- EXERCISE GOAL -
For this exercise, please find the lines in the entries that include the word "Amanda" and copy them.

Items from an interface collection:
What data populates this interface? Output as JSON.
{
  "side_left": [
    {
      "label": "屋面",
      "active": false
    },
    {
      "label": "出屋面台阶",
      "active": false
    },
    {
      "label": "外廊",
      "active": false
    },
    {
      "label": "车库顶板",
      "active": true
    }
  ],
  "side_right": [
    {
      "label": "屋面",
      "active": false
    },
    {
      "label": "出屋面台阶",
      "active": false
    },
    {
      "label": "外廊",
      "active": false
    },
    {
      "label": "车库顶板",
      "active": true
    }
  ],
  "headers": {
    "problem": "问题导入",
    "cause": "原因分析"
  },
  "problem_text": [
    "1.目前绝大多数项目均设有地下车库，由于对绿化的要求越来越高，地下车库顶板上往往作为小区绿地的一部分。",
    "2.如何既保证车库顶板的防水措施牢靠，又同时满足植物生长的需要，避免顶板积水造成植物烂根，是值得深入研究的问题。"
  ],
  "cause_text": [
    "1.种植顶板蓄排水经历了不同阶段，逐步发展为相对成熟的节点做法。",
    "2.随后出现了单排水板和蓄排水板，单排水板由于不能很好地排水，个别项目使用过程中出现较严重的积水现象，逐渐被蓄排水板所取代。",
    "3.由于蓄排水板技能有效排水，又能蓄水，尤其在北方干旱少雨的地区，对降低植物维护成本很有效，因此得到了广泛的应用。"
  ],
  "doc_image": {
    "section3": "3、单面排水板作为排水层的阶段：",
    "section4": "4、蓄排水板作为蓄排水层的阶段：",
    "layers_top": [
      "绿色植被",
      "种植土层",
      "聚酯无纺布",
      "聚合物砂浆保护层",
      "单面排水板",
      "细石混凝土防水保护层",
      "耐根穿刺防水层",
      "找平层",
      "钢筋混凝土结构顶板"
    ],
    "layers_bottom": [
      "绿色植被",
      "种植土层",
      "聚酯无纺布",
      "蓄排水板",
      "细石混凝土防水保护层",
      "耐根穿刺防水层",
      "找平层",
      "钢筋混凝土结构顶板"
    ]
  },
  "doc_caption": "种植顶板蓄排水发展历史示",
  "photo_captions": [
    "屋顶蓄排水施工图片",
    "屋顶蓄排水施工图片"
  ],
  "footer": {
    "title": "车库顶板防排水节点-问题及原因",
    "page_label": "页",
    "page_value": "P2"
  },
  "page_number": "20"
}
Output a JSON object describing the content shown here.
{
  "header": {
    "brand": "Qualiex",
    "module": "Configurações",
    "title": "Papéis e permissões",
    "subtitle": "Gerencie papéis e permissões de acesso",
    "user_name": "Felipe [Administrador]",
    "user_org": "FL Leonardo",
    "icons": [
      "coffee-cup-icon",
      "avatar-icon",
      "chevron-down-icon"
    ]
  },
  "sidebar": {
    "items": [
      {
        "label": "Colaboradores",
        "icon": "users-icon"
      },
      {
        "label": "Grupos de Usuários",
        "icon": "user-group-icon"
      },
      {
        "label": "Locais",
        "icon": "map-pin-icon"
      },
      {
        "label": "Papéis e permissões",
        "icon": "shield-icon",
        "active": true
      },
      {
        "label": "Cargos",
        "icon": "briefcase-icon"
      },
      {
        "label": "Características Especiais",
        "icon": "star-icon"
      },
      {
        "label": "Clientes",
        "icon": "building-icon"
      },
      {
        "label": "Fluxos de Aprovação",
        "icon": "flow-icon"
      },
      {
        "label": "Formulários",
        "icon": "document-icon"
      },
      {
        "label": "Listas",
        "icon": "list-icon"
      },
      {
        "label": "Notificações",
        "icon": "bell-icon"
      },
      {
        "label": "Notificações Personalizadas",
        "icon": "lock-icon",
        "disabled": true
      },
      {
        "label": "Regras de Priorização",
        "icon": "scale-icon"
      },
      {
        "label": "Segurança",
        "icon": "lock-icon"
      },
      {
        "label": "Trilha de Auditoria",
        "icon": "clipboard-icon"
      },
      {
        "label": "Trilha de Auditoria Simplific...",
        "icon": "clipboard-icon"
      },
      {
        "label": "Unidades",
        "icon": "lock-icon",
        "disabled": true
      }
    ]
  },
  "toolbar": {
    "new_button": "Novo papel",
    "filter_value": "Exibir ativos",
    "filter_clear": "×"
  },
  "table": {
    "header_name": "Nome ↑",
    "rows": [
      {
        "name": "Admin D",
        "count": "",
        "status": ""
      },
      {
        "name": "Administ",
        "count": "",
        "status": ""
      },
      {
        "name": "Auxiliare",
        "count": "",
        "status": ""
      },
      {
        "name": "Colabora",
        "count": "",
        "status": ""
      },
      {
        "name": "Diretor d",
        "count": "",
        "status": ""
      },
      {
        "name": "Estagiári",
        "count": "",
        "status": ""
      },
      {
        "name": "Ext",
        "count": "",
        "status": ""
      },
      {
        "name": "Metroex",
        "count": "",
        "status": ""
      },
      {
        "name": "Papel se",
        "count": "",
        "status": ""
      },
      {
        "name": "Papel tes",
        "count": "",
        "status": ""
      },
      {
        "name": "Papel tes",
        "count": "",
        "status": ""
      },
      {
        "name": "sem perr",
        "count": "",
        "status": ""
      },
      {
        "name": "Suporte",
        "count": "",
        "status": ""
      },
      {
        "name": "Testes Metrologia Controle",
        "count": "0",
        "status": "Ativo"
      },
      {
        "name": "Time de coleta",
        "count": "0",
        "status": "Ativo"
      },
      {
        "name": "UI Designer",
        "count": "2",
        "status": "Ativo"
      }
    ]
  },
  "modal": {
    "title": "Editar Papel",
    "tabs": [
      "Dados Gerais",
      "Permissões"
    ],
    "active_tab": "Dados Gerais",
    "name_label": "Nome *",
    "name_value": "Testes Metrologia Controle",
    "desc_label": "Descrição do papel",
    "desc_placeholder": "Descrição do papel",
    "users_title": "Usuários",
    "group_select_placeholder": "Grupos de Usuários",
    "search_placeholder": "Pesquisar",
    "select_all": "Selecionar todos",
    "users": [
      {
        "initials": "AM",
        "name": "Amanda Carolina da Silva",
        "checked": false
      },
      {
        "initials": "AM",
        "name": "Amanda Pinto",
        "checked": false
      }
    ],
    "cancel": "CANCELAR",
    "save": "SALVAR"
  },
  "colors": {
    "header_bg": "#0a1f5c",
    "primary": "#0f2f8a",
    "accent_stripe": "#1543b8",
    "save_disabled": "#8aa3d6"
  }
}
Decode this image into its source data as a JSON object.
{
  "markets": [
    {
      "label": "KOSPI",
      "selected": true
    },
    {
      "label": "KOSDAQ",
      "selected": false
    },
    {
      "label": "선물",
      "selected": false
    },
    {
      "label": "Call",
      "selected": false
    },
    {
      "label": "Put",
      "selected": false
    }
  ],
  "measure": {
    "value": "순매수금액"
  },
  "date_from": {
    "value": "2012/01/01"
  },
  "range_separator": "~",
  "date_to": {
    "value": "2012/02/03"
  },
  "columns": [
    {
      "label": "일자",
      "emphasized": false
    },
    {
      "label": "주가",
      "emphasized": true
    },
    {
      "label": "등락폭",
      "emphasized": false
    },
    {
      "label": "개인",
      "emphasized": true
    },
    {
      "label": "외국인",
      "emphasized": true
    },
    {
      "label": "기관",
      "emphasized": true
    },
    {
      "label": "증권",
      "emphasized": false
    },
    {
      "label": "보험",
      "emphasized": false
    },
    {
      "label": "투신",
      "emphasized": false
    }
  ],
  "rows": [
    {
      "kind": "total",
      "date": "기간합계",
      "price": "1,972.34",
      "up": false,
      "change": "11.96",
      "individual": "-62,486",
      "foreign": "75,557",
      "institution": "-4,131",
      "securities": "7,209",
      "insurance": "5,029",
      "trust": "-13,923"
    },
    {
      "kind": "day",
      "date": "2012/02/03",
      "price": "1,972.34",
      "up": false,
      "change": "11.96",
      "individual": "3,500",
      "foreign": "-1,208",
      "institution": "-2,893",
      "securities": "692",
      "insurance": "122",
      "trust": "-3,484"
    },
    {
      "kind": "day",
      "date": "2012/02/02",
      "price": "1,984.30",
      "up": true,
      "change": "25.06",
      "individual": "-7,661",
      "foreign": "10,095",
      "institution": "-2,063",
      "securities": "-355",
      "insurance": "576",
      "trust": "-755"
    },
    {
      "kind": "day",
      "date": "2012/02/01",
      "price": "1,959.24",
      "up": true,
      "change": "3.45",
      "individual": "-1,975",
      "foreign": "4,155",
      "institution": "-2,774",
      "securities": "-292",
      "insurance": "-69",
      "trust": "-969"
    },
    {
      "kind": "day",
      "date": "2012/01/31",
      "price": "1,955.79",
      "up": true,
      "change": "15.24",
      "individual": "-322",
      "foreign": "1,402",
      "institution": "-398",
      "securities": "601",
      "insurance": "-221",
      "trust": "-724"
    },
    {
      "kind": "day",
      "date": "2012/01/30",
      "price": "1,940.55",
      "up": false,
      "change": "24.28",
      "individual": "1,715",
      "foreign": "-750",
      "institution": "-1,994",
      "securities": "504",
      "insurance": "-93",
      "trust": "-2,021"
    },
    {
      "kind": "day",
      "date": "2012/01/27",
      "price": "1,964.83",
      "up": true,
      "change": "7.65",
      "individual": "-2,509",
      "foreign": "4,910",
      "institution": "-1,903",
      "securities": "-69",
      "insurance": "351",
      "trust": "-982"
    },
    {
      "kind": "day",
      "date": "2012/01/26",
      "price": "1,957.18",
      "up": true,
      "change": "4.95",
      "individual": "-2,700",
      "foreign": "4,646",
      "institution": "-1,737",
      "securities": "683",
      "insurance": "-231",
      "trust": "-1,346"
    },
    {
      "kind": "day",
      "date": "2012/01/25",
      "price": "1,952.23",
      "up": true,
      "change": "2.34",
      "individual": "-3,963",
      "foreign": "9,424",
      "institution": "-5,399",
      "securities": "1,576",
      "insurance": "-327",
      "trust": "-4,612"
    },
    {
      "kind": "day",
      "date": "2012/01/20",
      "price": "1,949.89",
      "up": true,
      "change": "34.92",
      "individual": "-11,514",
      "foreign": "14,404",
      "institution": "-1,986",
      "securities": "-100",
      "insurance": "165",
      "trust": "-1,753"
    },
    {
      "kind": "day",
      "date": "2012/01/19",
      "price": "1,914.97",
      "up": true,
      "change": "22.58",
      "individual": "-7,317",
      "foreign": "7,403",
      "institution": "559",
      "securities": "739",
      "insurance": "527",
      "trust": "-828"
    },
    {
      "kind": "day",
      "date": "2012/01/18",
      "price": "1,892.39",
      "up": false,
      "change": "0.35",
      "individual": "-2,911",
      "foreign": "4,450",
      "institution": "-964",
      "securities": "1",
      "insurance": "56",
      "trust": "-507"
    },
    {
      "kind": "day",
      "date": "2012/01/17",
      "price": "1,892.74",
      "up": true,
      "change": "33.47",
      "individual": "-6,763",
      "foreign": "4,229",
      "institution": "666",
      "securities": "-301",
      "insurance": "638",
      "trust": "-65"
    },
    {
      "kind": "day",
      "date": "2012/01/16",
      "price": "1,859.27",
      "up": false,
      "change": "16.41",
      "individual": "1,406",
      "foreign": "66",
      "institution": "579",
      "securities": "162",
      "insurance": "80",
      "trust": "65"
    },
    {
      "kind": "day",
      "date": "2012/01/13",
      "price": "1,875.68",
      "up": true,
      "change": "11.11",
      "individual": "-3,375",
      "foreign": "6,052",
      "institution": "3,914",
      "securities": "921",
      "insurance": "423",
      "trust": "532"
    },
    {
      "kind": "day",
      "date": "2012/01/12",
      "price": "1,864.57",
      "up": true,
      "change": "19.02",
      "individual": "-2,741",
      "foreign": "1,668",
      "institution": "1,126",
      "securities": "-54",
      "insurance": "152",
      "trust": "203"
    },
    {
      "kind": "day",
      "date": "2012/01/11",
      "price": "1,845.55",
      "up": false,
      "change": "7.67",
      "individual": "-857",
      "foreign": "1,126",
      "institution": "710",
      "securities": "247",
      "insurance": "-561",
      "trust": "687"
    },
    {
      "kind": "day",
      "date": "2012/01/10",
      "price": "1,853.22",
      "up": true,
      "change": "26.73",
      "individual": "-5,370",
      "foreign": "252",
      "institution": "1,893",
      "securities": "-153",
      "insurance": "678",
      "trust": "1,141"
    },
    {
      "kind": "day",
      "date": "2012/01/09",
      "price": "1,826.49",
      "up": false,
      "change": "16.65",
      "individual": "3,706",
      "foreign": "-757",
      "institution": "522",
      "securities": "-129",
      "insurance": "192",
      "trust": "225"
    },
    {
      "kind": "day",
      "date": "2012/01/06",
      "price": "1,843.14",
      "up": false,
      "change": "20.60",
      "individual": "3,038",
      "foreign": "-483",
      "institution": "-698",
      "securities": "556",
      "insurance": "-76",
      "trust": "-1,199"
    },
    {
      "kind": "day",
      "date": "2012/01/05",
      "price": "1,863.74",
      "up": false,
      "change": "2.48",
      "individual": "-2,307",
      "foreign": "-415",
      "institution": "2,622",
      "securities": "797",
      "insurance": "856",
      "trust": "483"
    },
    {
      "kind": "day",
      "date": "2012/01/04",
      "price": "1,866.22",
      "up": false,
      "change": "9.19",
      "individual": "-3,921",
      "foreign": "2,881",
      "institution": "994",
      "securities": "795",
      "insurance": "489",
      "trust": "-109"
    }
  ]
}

- EXPECTED ANSWER -
        "name": "Amanda Carolina da Silva",
        "name": "Amanda Pinto",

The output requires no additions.